Memorial dedication

Chuck Montgomery, Deputy Fire Chief and Director of the Fire and Police Training Academy in Glendale, peers at the name of Glendale Fire Department engineer Lester Hillis, who died in 1974. Hillis is one of 119 firefighters whose names were engraved at the monuments at the memorial,which was  dedicated Oct. 18 at Wesley Bolin Plaza.

In 1902, the first firefighter death in the line of duty was recorded in Tucson with the death of Firefighter William Katzenstein. Since that time, 119 firefighters and paramedics have lost their lives in the line of duty.

With nearly 250,000 emergency calls annually, firefighters across the state face the reality of danger every time they respond to a call.  

All of those firefighters and paramedics were honored by the calling of their names and stating of the date and the tolling of the bells that rang out their somber tone throughout the  memorial Sunday morning.

Fire Engineer Lester Hillis, Glendale Fire Department’s only loss, died in 1979, in the line of duty responding to a car accident. The fire truck Hillis was riding in was hit by a car. The fire truck overturned, and although Hillis was rescued from the truck, he later died at the hospital from the injuries he sustained.

The Arizona Firefighters and Emergency Paramedics Memorial was formally signed into existence July 16, 2013  by Gov. Jan Brewer.

It was a ceremonial signing not just something routinely done behind closed doors in an office. She was joined by firefighters, state lawmakers and EMTs. Rep. Bob Robson, R-Chandler, was House Bill 2136’s primary sponsor.

The new law, which passed with unanimous, bipartisan approval, allowed a memorial to be placed in Wesley Bolin Memorial Plaza, across from the state Capitol in Phoenix.  There was a stipulation that private funds must be used for design and construction of the memorial.

During the dedication of the memorial Oct. 18, Brewer reiterated  her  support for the project.

Today, firefighters are called upon in many ways – to extinguish blazes in homes and businesses, to respond to medical emergencies, to rescue stranded hikers, perform swift water rescues, and fight massive wildland fires covering tens of thousands of acres.

In 1973, 11 members of the Kingman Fire Department lost their lives in a single explosion.

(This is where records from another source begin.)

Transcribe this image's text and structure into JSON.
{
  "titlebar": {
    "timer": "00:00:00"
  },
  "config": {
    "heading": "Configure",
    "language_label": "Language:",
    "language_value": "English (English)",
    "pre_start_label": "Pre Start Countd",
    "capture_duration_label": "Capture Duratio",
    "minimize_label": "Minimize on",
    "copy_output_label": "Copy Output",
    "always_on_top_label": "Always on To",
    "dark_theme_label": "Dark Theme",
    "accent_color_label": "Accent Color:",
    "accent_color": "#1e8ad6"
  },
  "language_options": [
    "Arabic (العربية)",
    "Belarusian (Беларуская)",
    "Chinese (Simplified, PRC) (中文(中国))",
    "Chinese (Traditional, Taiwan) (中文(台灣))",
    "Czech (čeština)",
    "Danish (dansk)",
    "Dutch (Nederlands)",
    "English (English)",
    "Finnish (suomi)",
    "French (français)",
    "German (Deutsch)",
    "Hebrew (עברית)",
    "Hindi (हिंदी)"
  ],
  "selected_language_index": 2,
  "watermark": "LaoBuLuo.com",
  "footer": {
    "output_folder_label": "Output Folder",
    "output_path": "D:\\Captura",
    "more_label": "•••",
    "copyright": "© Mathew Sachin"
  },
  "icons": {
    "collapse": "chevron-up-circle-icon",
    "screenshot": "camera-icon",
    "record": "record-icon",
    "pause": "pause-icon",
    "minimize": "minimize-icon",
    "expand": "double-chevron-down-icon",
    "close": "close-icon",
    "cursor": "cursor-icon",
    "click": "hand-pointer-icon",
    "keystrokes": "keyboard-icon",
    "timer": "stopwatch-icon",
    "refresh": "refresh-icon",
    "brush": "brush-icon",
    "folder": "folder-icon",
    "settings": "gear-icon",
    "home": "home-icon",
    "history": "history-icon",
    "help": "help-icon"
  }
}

In 1990, six firefighters lost their lives in a massive wild fire. In 2013, 19 Prescott Hot Shots lost their lives in the Yarnell fire. Fallen firefighters include men and women of all ages and all ethnic backgrounds.

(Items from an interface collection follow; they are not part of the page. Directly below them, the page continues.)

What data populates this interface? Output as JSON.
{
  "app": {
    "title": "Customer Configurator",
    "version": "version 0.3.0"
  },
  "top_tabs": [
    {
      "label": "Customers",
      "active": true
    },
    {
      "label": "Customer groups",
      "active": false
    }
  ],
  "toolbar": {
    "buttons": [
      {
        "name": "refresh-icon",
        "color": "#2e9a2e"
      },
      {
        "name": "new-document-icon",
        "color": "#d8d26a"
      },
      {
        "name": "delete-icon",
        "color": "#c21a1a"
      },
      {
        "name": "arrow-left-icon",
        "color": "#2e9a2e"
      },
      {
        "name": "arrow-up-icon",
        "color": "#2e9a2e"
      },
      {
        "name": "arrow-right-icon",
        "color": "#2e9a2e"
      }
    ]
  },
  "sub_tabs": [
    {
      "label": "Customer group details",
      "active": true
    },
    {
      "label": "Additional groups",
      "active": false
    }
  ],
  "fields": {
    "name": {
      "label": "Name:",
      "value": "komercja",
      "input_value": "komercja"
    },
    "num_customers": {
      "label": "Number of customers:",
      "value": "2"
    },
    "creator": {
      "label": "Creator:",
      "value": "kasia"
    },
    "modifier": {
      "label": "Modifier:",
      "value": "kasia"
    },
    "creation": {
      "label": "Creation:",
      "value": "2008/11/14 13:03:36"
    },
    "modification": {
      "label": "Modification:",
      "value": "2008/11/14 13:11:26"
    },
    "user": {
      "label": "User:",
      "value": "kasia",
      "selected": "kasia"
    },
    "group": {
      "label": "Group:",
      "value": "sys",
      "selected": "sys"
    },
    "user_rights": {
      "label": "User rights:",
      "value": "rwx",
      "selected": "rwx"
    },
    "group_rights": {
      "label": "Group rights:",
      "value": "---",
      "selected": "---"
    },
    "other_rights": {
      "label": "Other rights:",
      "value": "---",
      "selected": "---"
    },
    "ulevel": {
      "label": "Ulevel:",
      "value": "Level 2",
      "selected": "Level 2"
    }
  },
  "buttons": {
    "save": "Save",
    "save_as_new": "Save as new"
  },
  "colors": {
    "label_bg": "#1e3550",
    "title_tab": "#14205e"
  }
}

The Arizona Firefighters and Emergency Paramedics Memorial will provide a place to remember their sacrifices, reflect on the loss of each of these 119 Fallen and provide space to remember those whose lives will be sacrificed in the future protecting lives, homes, businesses and families.